## [THE PROBLEM]
For every line in the records below that holds "label", make a copy.

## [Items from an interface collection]

● ● ●

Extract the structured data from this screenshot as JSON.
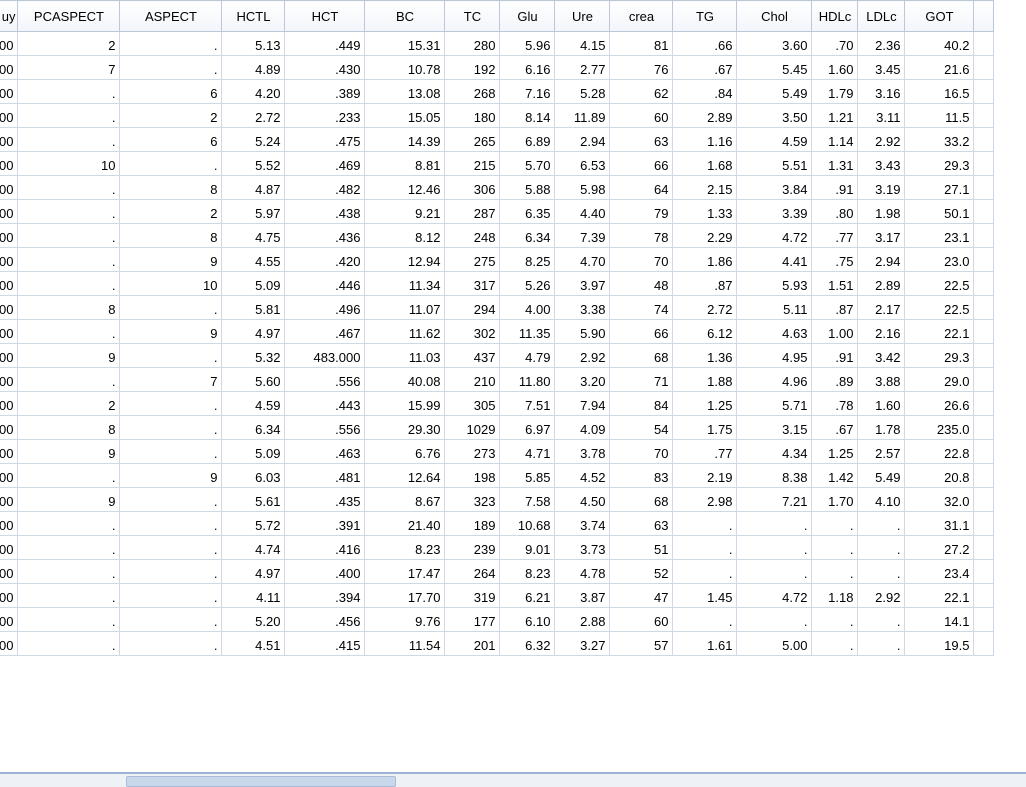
{
  "table": {
    "columns": [
      "uy",
      "PCASPECT",
      "ASPECT",
      "HCTL",
      "HCT",
      "BC",
      "TC",
      "Glu",
      "Ure",
      "crea",
      "TG",
      "Chol",
      "HDLc",
      "LDLc",
      "GOT"
    ],
    "rows": [
      [
        "00",
        "2",
        ".",
        "5.13",
        ".449",
        "15.31",
        "280",
        "5.96",
        "4.15",
        "81",
        ".66",
        "3.60",
        ".70",
        "2.36",
        "40.2"
      ],
      [
        "00",
        "7",
        ".",
        "4.89",
        ".430",
        "10.78",
        "192",
        "6.16",
        "2.77",
        "76",
        ".67",
        "5.45",
        "1.60",
        "3.45",
        "21.6"
      ],
      [
        "00",
        ".",
        "6",
        "4.20",
        ".389",
        "13.08",
        "268",
        "7.16",
        "5.28",
        "62",
        ".84",
        "5.49",
        "1.79",
        "3.16",
        "16.5"
      ],
      [
        "00",
        ".",
        "2",
        "2.72",
        ".233",
        "15.05",
        "180",
        "8.14",
        "11.89",
        "60",
        "2.89",
        "3.50",
        "1.21",
        "3.11",
        "11.5"
      ],
      [
        "00",
        ".",
        "6",
        "5.24",
        ".475",
        "14.39",
        "265",
        "6.89",
        "2.94",
        "63",
        "1.16",
        "4.59",
        "1.14",
        "2.92",
        "33.2"
      ],
      [
        "00",
        "10",
        ".",
        "5.52",
        ".469",
        "8.81",
        "215",
        "5.70",
        "6.53",
        "66",
        "1.68",
        "5.51",
        "1.31",
        "3.43",
        "29.3"
      ],
      [
        "00",
        ".",
        "8",
        "4.87",
        ".482",
        "12.46",
        "306",
        "5.88",
        "5.98",
        "64",
        "2.15",
        "3.84",
        ".91",
        "3.19",
        "27.1"
      ],
      [
        "00",
        ".",
        "2",
        "5.97",
        ".438",
        "9.21",
        "287",
        "6.35",
        "4.40",
        "79",
        "1.33",
        "3.39",
        ".80",
        "1.98",
        "50.1"
      ],
      [
        "00",
        ".",
        "8",
        "4.75",
        ".436",
        "8.12",
        "248",
        "6.34",
        "7.39",
        "78",
        "2.29",
        "4.72",
        ".77",
        "3.17",
        "23.1"
      ],
      [
        "00",
        ".",
        "9",
        "4.55",
        ".420",
        "12.94",
        "275",
        "8.25",
        "4.70",
        "70",
        "1.86",
        "4.41",
        ".75",
        "2.94",
        "23.0"
      ],
      [
        "00",
        ".",
        "10",
        "5.09",
        ".446",
        "11.34",
        "317",
        "5.26",
        "3.97",
        "48",
        ".87",
        "5.93",
        "1.51",
        "2.89",
        "22.5"
      ],
      [
        "00",
        "8",
        ".",
        "5.81",
        ".496",
        "11.07",
        "294",
        "4.00",
        "3.38",
        "74",
        "2.72",
        "5.11",
        ".87",
        "2.17",
        "22.5"
      ],
      [
        "00",
        ".",
        "9",
        "4.97",
        ".467",
        "11.62",
        "302",
        "11.35",
        "5.90",
        "66",
        "6.12",
        "4.63",
        "1.00",
        "2.16",
        "22.1"
      ],
      [
        "00",
        "9",
        ".",
        "5.32",
        "483.000",
        "11.03",
        "437",
        "4.79",
        "2.92",
        "68",
        "1.36",
        "4.95",
        ".91",
        "3.42",
        "29.3"
      ],
      [
        "00",
        ".",
        "7",
        "5.60",
        ".556",
        "40.08",
        "210",
        "11.80",
        "3.20",
        "71",
        "1.88",
        "4.96",
        ".89",
        "3.88",
        "29.0"
      ],
      [
        "00",
        "2",
        ".",
        "4.59",
        ".443",
        "15.99",
        "305",
        "7.51",
        "7.94",
        "84",
        "1.25",
        "5.71",
        ".78",
        "1.60",
        "26.6"
      ],
      [
        "00",
        "8",
        ".",
        "6.34",
        ".556",
        "29.30",
        "1029",
        "6.97",
        "4.09",
        "54",
        "1.75",
        "3.15",
        ".67",
        "1.78",
        "235.0"
      ],
      [
        "00",
        "9",
        ".",
        "5.09",
        ".463",
        "6.76",
        "273",
        "4.71",
        "3.78",
        "70",
        ".77",
        "4.34",
        "1.25",
        "2.57",
        "22.8"
      ],
      [
        "00",
        ".",
        "9",
        "6.03",
        ".481",
        "12.64",
        "198",
        "5.85",
        "4.52",
        "83",
        "2.19",
        "8.38",
        "1.42",
        "5.49",
        "20.8"
      ],
      [
        "00",
        "9",
        ".",
        "5.61",
        ".435",
        "8.67",
        "323",
        "7.58",
        "4.50",
        "68",
        "2.98",
        "7.21",
        "1.70",
        "4.10",
        "32.0"
      ],
      [
        "00",
        ".",
        ".",
        "5.72",
        ".391",
        "21.40",
        "189",
        "10.68",
        "3.74",
        "63",
        ".",
        ".",
        ".",
        ".",
        "31.1"
      ],
      [
        "00",
        ".",
        ".",
        "4.74",
        ".416",
        "8.23",
        "239",
        "9.01",
        "3.73",
        "51",
        ".",
        ".",
        ".",
        ".",
        "27.2"
      ],
      [
        "00",
        ".",
        ".",
        "4.97",
        ".400",
        "17.47",
        "264",
        "8.23",
        "4.78",
        "52",
        ".",
        ".",
        ".",
        ".",
        "23.4"
      ],
      [
        "00",
        ".",
        ".",
        "4.11",
        ".394",
        "17.70",
        "319",
        "6.21",
        "3.87",
        "47",
        "1.45",
        "4.72",
        "1.18",
        "2.92",
        "22.1"
      ],
      [
        "00",
        ".",
        ".",
        "5.20",
        ".456",
        "9.76",
        "177",
        "6.10",
        "2.88",
        "60",
        ".",
        ".",
        ".",
        ".",
        "14.1"
      ],
      [
        "00",
        ".",
        ".",
        "4.51",
        ".415",
        "11.54",
        "201",
        "6.32",
        "3.27",
        "57",
        "1.61",
        "5.00",
        ".",
        ".",
        "19.5"
      ]
    ]
  }
}
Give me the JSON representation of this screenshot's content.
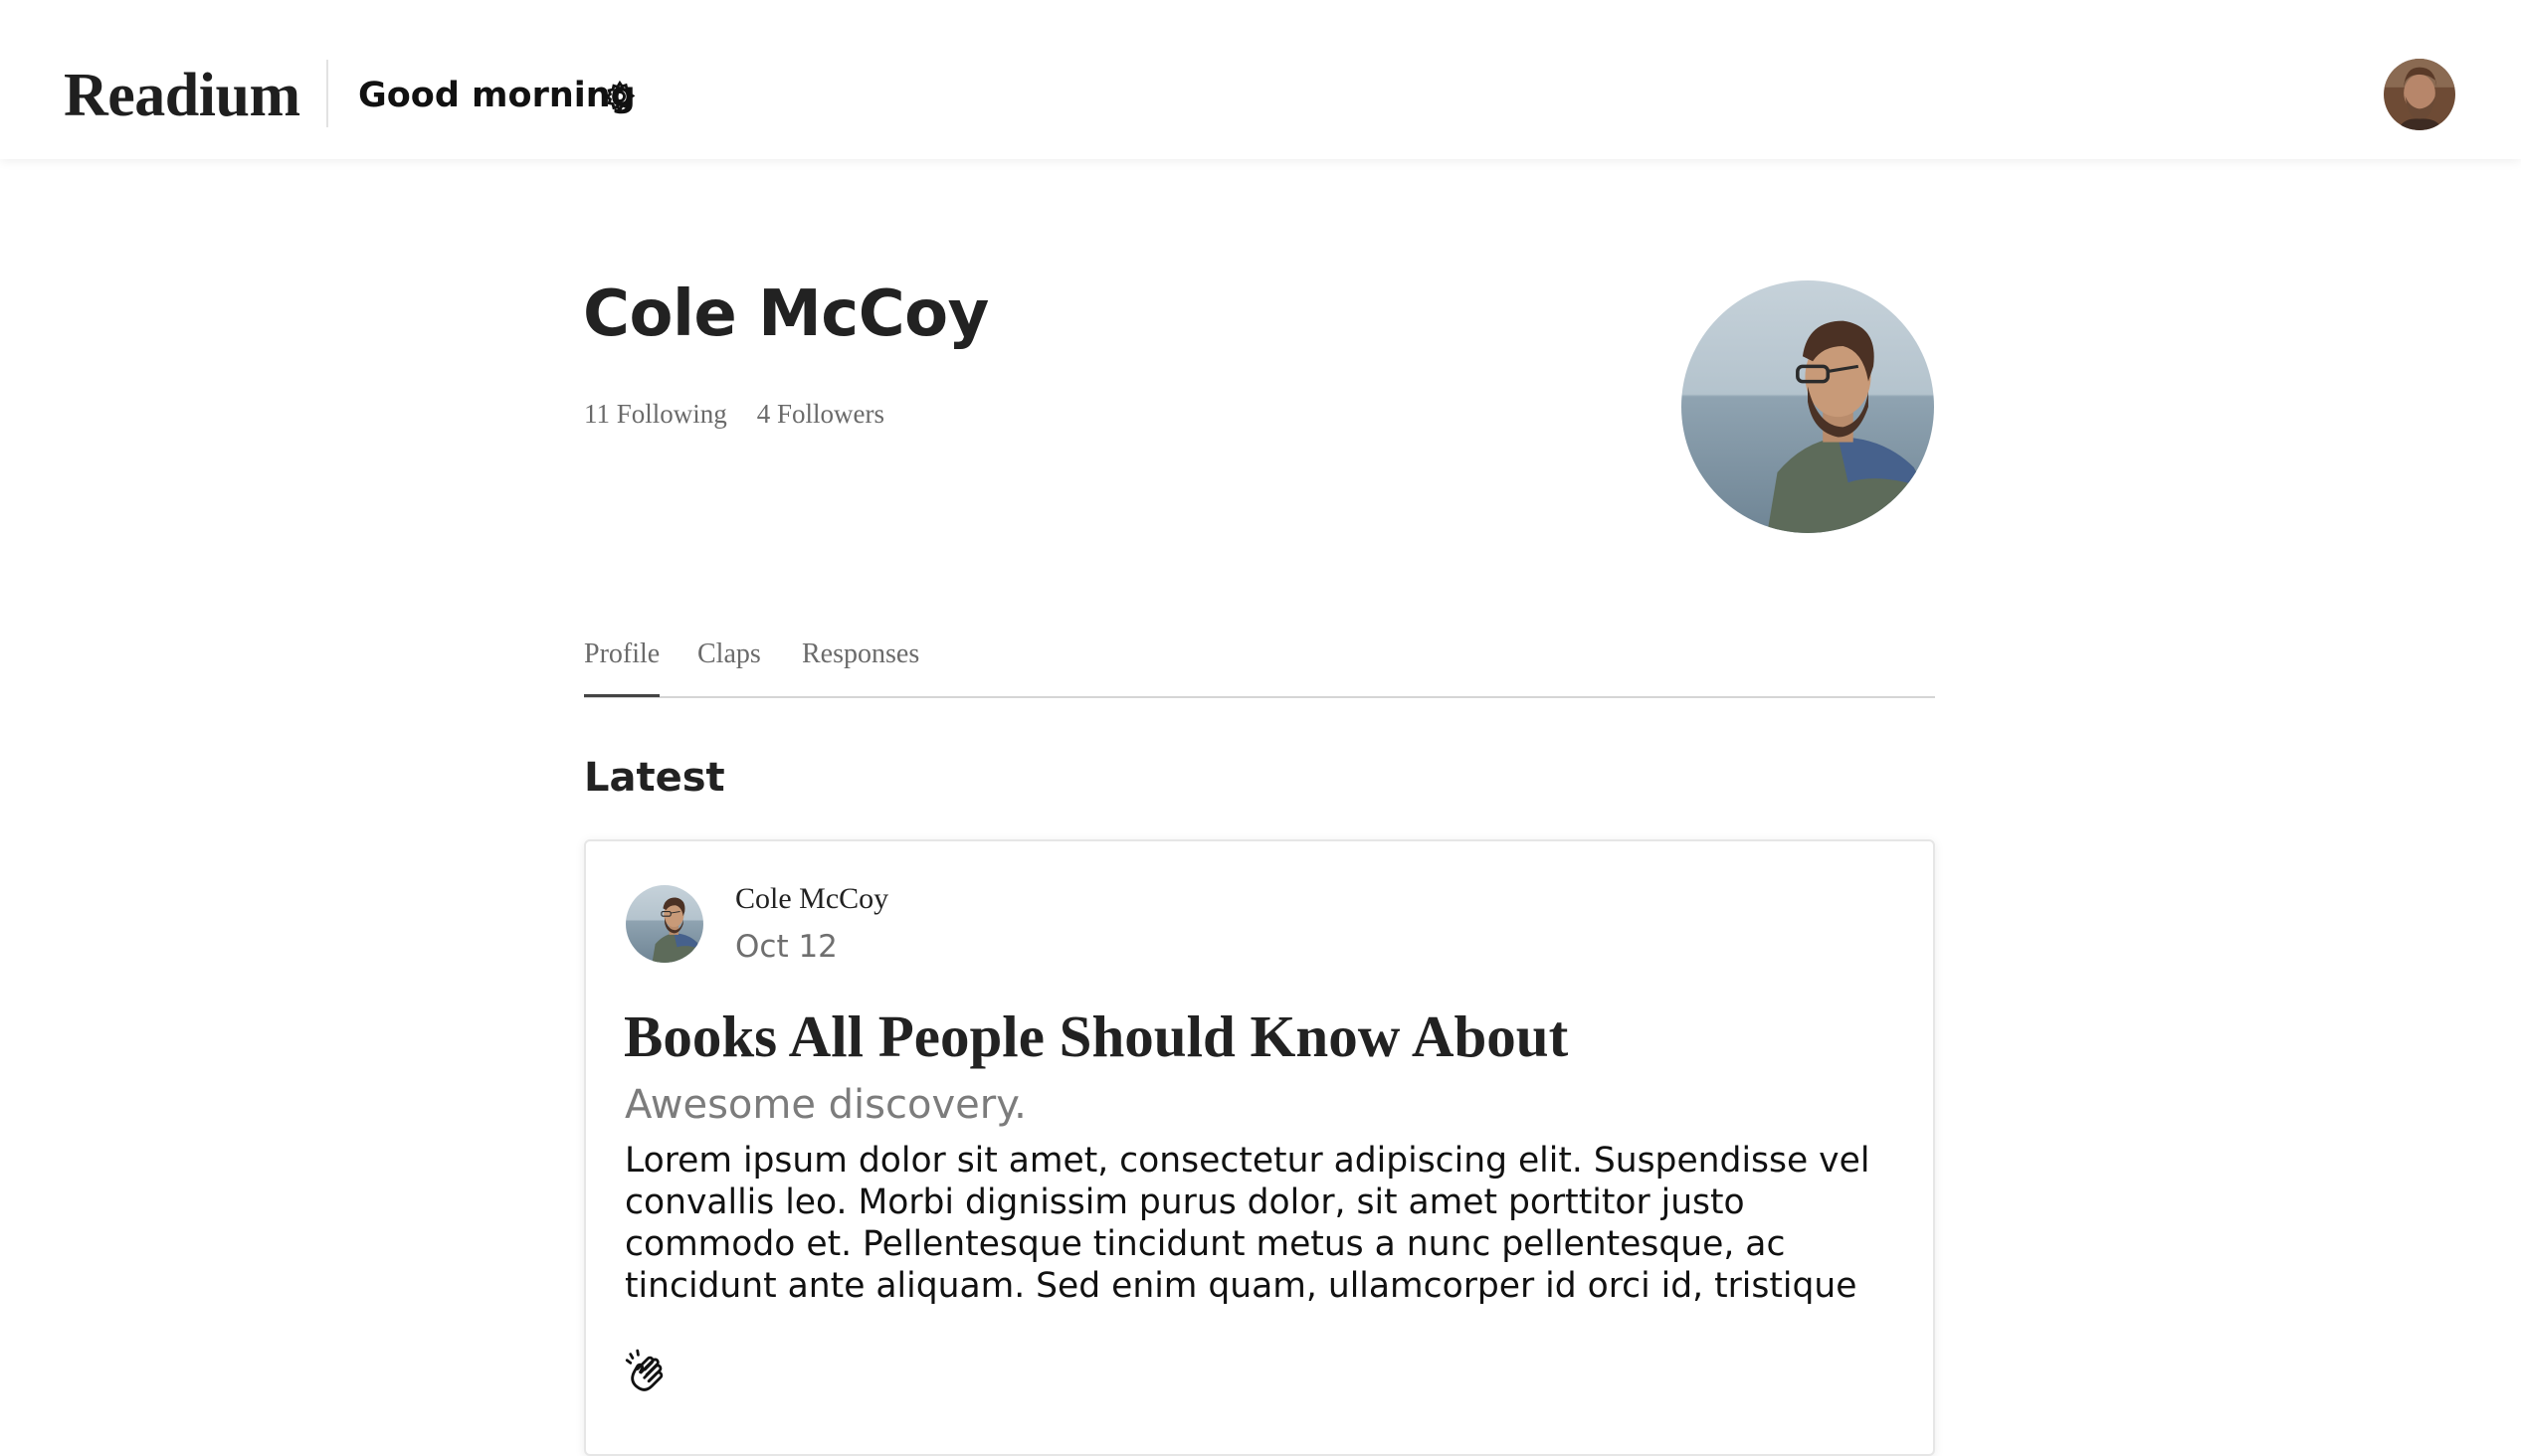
{
  "nav": {
    "brand": "Readium",
    "greeting": "Good morning",
    "settings_icon": "gear-icon",
    "avatar_icon": "user-avatar"
  },
  "profile": {
    "name": "Cole McCoy",
    "following": "11 Following",
    "followers": "4 Followers",
    "avatar_icon": "profile-photo"
  },
  "tabs": [
    {
      "label": "Profile",
      "active": true
    },
    {
      "label": "Claps",
      "active": false
    },
    {
      "label": "Responses",
      "active": false
    }
  ],
  "latest": {
    "heading": "Latest",
    "posts": [
      {
        "author": "Cole McCoy",
        "date": "Oct 12",
        "title": "Books All People Should Know About",
        "subtitle": "Awesome discovery.",
        "excerpt": "Lorem ipsum dolor sit amet, consectetur adipiscing elit. Suspendisse vel convallis leo. Morbi dignissim purus dolor, sit amet porttitor justo commodo et. Pellentesque tincidunt metus a nunc pellentesque, ac tincidunt ante aliquam. Sed enim quam, ullamcorper id orci id, tristique",
        "clap_icon": "clap-icon"
      }
    ]
  },
  "colors": {
    "text": "#222222",
    "muted": "#6b6b6b",
    "divider": "#d5d5d5",
    "background": "#ffffff"
  }
}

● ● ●

## [RESPONSE BELOW]
      "label": "Profile",
      "label": "Claps",
      "label": "Responses",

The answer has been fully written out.